One lit crit movement of the modern elite/intelligensia did portend pomo’s imminent reign. The French structuralists and deconstructionists of the '70s (when modernism was on the wane) working chiefly in the realm of lit crit, began to separate the art from the artist, and the text from the writer in a dispassionate, sometimes irreverent fashion. A text might be picked apart or dissected to examine its internal contradictions or self-referents - in a kind of literary psychoanalysis of the art text itself, divorced in some part from its creator. The writer lost “ownership” of his or her work as soon as this mostly French critical coterie got a hold of it, for they could interpret a text beyond the purview of what an author had, at least consciously, intended to say.
A personal example might be relevant here. I had a very tough time “getting” structuralism and deconstruction in grad school, until I began to discover the joys of metacriticism. Not that I labeled it as such at the time, but I became fascinated with the way in which writers might refer to the act of writing itself, or unwittingly lay bare some deeply personal obsession via their novels. Indeed, one of the hallmarks of pomo, as I finally realized, was the transparency of the means of production.
Rather than being a creative mystery known only to the artist, the dawn of the pomo era allowed us to, despite what the Wizard said, “pay attention to the man behind the curtain.” and what s/he was producing and how. The magician was stripped of his trade secrets, especially in the latter decades of the last century. The artist became less of a revered “genius” and more “just us folks” with the advent of the paparazzi and reality TV shows such as the Osbournes.
Our ruthless mass media will voraciously unveil the foibles and dirty laundry of anyone in its path, from the president down to the most humbly hapless prole on Jerry Springer.
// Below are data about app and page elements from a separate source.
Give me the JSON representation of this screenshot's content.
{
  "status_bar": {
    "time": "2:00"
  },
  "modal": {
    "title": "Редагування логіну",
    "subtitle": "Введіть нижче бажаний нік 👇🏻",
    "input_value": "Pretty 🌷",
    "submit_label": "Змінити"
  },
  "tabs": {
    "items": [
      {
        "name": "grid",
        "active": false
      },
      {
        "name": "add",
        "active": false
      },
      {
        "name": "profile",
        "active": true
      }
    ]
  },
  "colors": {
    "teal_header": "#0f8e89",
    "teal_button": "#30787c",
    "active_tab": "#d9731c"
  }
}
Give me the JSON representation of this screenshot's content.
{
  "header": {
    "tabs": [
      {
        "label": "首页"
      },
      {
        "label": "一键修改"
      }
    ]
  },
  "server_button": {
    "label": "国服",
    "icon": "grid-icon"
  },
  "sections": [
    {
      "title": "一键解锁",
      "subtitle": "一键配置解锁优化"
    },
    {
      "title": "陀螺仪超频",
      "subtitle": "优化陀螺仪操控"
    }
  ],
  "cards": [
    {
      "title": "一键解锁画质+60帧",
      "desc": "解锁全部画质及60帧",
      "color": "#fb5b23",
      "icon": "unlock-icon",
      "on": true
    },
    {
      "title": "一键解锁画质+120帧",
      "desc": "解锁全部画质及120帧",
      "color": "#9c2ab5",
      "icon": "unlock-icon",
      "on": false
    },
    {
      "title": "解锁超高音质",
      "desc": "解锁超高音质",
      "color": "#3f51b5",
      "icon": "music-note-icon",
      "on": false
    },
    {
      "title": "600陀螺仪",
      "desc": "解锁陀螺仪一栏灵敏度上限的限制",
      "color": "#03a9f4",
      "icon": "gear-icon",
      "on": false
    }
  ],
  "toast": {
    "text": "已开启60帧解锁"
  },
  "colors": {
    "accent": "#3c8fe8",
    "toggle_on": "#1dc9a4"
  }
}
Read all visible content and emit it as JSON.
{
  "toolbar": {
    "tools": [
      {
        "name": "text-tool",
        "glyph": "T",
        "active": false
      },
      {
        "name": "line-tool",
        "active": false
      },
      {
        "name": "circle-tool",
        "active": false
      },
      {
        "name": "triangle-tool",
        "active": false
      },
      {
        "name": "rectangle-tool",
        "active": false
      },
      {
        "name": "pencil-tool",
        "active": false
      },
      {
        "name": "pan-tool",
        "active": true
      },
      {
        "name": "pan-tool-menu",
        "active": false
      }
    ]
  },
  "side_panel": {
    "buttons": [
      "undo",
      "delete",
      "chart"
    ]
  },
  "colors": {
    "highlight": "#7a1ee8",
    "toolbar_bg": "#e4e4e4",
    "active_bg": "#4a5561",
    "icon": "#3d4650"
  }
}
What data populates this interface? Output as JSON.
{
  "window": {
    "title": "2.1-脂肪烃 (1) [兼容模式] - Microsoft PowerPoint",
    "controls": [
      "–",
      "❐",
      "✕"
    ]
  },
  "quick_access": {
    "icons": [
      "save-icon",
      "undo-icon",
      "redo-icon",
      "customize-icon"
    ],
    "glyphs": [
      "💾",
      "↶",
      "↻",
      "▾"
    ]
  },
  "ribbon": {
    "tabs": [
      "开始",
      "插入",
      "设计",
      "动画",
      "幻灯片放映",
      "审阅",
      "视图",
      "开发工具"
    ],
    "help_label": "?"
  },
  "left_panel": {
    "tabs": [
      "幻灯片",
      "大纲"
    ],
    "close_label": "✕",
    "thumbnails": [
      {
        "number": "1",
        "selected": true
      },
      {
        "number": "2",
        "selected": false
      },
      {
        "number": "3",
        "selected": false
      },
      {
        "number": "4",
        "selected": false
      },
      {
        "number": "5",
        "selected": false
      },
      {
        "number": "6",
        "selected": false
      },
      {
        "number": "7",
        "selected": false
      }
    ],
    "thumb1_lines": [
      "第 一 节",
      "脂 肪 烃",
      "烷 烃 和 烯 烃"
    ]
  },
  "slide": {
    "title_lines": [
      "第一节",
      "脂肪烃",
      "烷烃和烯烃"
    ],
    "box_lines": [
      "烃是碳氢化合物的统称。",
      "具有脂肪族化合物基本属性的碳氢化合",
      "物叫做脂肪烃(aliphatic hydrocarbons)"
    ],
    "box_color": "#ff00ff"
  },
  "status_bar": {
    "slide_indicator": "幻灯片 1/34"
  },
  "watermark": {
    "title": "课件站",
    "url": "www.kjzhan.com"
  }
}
And all of us in the pomo era can and do deconstruct our culture on an everyday basis with a jaundiced, ironic, dispassionate, irreverent eye. Thus even those who missed Beatlemania can now compare and contrast an early Beatles demo with the finished marketed product, just as a foodie can see exactly how their favorite chef creates their culinary masterpieces via the Food Network or the ways in which they may sink or swim via reality programs such as Bravo's Top Chef.